(Brief): No pictures in the copy, please: retype all the records exactly.

─── Dataset

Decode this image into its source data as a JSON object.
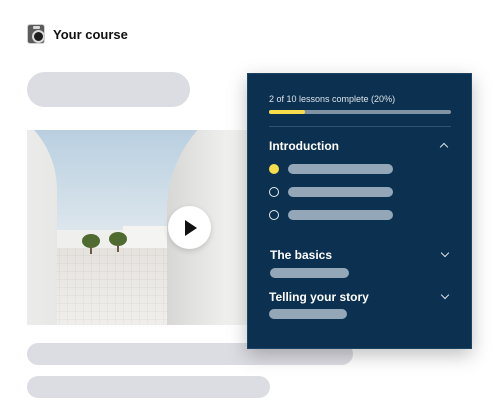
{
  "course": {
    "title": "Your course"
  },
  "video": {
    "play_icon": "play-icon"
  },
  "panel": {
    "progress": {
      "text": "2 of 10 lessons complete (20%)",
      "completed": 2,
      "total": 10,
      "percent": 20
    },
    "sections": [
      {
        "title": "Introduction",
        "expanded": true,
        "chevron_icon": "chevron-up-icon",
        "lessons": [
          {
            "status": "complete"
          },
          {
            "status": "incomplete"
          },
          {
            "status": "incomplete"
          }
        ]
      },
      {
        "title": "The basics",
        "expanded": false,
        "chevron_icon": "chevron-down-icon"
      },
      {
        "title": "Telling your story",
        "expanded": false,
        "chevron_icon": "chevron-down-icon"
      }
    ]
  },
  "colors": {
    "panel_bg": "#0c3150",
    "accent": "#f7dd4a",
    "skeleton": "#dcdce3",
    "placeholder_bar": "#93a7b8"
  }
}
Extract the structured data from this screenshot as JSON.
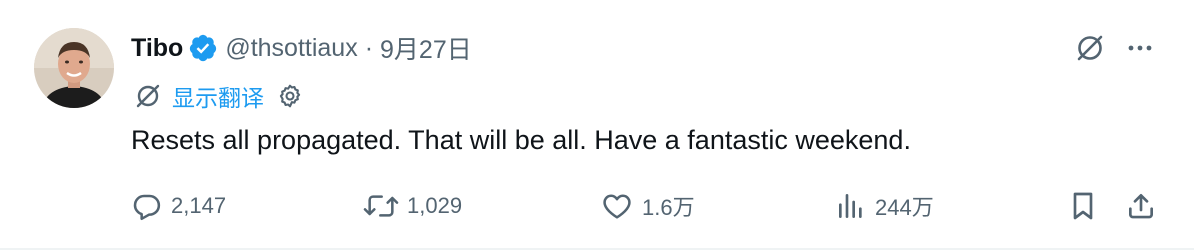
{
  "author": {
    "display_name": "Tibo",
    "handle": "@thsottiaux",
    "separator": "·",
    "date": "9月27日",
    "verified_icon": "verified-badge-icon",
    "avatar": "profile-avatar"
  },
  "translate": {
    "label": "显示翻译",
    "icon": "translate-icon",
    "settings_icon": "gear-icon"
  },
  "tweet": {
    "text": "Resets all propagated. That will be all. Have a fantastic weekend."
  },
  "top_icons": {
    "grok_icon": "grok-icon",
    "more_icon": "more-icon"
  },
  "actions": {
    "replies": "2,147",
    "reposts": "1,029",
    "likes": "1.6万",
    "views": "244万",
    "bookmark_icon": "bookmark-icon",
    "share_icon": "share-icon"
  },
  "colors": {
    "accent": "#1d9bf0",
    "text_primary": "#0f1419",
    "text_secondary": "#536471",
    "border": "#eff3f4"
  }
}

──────

(Finished task):
Decode this image into its source data as a JSON object.
{
  "course": {
    "title": "Your course"
  },
  "video": {
    "play_icon": "play-icon"
  },
  "panel": {
    "progress": {
      "text": "2 of 10 lessons complete (20%)",
      "completed": 2,
      "total": 10,
      "percent": 20
    },
    "sections": [
      {
        "title": "Introduction",
        "expanded": true,
        "chevron_icon": "chevron-up-icon",
        "lessons": [
          {
            "status": "complete"
          },
          {
            "status": "incomplete"
          },
          {
            "status": "incomplete"
          }
        ]
      },
      {
        "title": "The basics",
        "expanded": false,
        "chevron_icon": "chevron-down-icon"
      },
      {
        "title": "Telling your story",
        "expanded": false,
        "chevron_icon": "chevron-down-icon"
      }
    ]
  },
  "colors": {
    "panel_bg": "#0c3150",
    "accent": "#f7dd4a",
    "skeleton": "#dcdce3",
    "placeholder_bar": "#93a7b8"
  }
}
Extract the structured data from this screenshot as JSON.
{
  "author": {
    "display_name": "Tibo",
    "handle": "@thsottiaux",
    "separator": "·",
    "date": "9月27日",
    "verified_icon": "verified-badge-icon",
    "avatar": "profile-avatar"
  },
  "translate": {
    "label": "显示翻译",
    "icon": "translate-icon",
    "settings_icon": "gear-icon"
  },
  "tweet": {
    "text": "Resets all propagated. That will be all. Have a fantastic weekend."
  },
  "top_icons": {
    "grok_icon": "grok-icon",
    "more_icon": "more-icon"
  },
  "actions": {
    "replies": "2,147",
    "reposts": "1,029",
    "likes": "1.6万",
    "views": "244万",
    "bookmark_icon": "bookmark-icon",
    "share_icon": "share-icon"
  },
  "colors": {
    "accent": "#1d9bf0",
    "text_primary": "#0f1419",
    "text_secondary": "#536471",
    "border": "#eff3f4"
  }
}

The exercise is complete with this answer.